Given information:
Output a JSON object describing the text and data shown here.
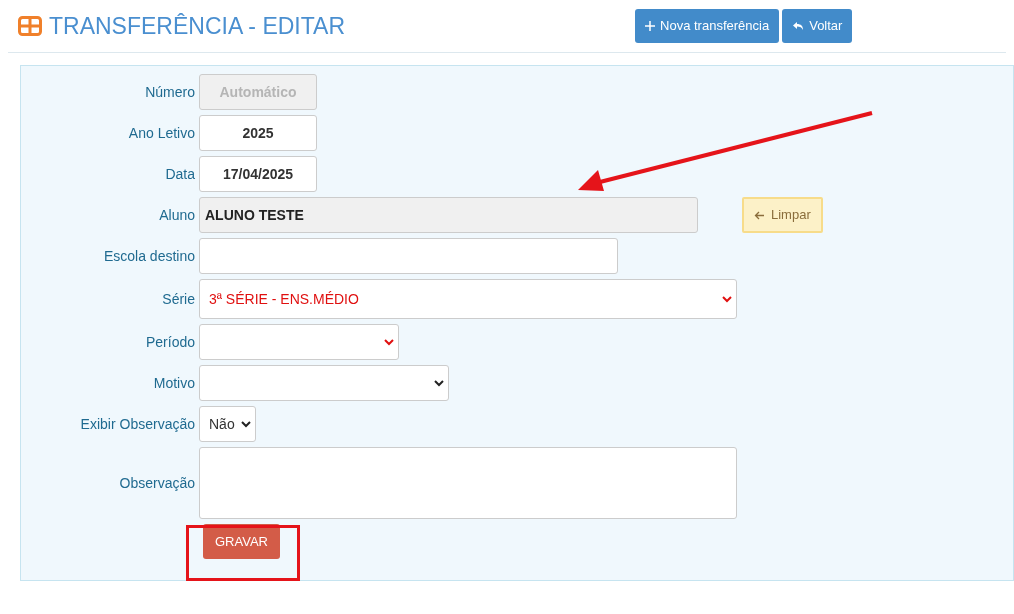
{
  "header": {
    "title": "TRANSFERÊNCIA - EDITAR",
    "buttons": [
      {
        "kind": "plus",
        "label": "Nova transferência"
      },
      {
        "kind": "back",
        "label": "Voltar"
      }
    ]
  },
  "form": {
    "fields": [
      {
        "kind": "readonly",
        "label": "Número",
        "placeholder": "Automático",
        "disabled": true
      },
      {
        "kind": "input",
        "label": "Ano Letivo",
        "value": "2025"
      },
      {
        "kind": "input",
        "label": "Data",
        "value": "17/04/2025"
      },
      {
        "kind": "readonly",
        "label": "Aluno",
        "value": "ALUNO TESTE",
        "disabled": false,
        "action": "Limpar"
      },
      {
        "kind": "input",
        "label": "Escola destino"
      },
      {
        "kind": "select",
        "label": "Série",
        "value": "3ª SÉRIE - ENS.MÉDIO",
        "required": true
      },
      {
        "kind": "select",
        "label": "Período",
        "required": true
      },
      {
        "kind": "select",
        "label": "Motivo",
        "required": false
      },
      {
        "kind": "select",
        "label": "Exibir Observação",
        "value": "Não",
        "required": false
      },
      {
        "kind": "textarea",
        "label": "Observação"
      }
    ],
    "submit": "GRAVAR"
  }
}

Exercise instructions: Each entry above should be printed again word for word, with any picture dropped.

Task output:
Output a JSON object describing the text and data shown here.
{
  "header": {
    "title": "TRANSFERÊNCIA - EDITAR",
    "buttons": [
      {
        "kind": "plus",
        "label": "Nova transferência"
      },
      {
        "kind": "back",
        "label": "Voltar"
      }
    ]
  },
  "form": {
    "fields": [
      {
        "kind": "readonly",
        "label": "Número",
        "placeholder": "Automático",
        "disabled": true
      },
      {
        "kind": "input",
        "label": "Ano Letivo",
        "value": "2025"
      },
      {
        "kind": "input",
        "label": "Data",
        "value": "17/04/2025"
      },
      {
        "kind": "readonly",
        "label": "Aluno",
        "value": "ALUNO TESTE",
        "disabled": false,
        "action": "Limpar"
      },
      {
        "kind": "input",
        "label": "Escola destino"
      },
      {
        "kind": "select",
        "label": "Série",
        "value": "3ª SÉRIE - ENS.MÉDIO",
        "required": true
      },
      {
        "kind": "select",
        "label": "Período",
        "required": true
      },
      {
        "kind": "select",
        "label": "Motivo",
        "required": false
      },
      {
        "kind": "select",
        "label": "Exibir Observação",
        "value": "Não",
        "required": false
      },
      {
        "kind": "textarea",
        "label": "Observação"
      }
    ],
    "submit": "GRAVAR"
  }
}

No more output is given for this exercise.